***** Source records
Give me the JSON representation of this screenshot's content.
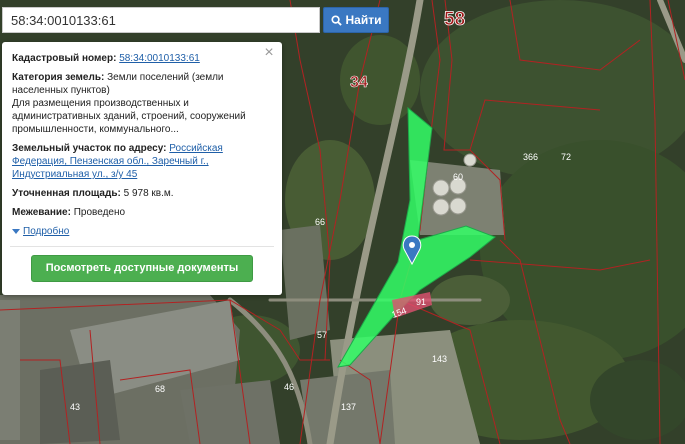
{
  "search": {
    "value": "58:34:0010133:61",
    "button_label": "Найти"
  },
  "info_panel": {
    "cadastral_label": "Кадастровый номер:",
    "cadastral_number": "58:34:0010133:61",
    "category_label": "Категория земель:",
    "category_value": "Земли поселений (земли населенных пунктов)",
    "purpose": "Для размещения производственных и административных зданий, строений, сооружений промышленности, коммунального...",
    "address_label": "Земельный участок по адресу:",
    "address_value": "Российская Федерация, Пензенская обл., Заречный г., Индустриальная ул., з/у 45",
    "area_label": "Уточненная площадь:",
    "area_value": "5 978 кв.м.",
    "survey_label": "Межевание:",
    "survey_value": "Проведено",
    "more_link": "Подробно",
    "docs_button": "Посмотреть доступные документы"
  },
  "map": {
    "block_labels": {
      "b58": "58",
      "b34": "34"
    },
    "parcel_labels": {
      "p60": "60",
      "p366": "366",
      "p72": "72",
      "p66": "66",
      "p57": "57",
      "p68": "68",
      "p46": "46",
      "p43": "43",
      "p137": "137",
      "p143": "143",
      "p154": "154",
      "p91": "91"
    },
    "colors": {
      "parcel_highlight": "#33ff66",
      "boundary": "#b22222",
      "block_label": "#a01818",
      "marker": "#3a78c2"
    }
  }
}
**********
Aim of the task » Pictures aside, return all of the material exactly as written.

Exercise response »
Give me the JSON representation of this screenshot's content.
{
  "search": {
    "value": "58:34:0010133:61",
    "button_label": "Найти"
  },
  "info_panel": {
    "cadastral_label": "Кадастровый номер:",
    "cadastral_number": "58:34:0010133:61",
    "category_label": "Категория земель:",
    "category_value": "Земли поселений (земли населенных пунктов)",
    "purpose": "Для размещения производственных и административных зданий, строений, сооружений промышленности, коммунального...",
    "address_label": "Земельный участок по адресу:",
    "address_value": "Российская Федерация, Пензенская обл., Заречный г., Индустриальная ул., з/у 45",
    "area_label": "Уточненная площадь:",
    "area_value": "5 978 кв.м.",
    "survey_label": "Межевание:",
    "survey_value": "Проведено",
    "more_link": "Подробно",
    "docs_button": "Посмотреть доступные документы"
  },
  "map": {
    "block_labels": {
      "b58": "58",
      "b34": "34"
    },
    "parcel_labels": {
      "p60": "60",
      "p366": "366",
      "p72": "72",
      "p66": "66",
      "p57": "57",
      "p68": "68",
      "p46": "46",
      "p43": "43",
      "p137": "137",
      "p143": "143",
      "p154": "154",
      "p91": "91"
    },
    "colors": {
      "parcel_highlight": "#33ff66",
      "boundary": "#b22222",
      "block_label": "#a01818",
      "marker": "#3a78c2"
    }
  }
}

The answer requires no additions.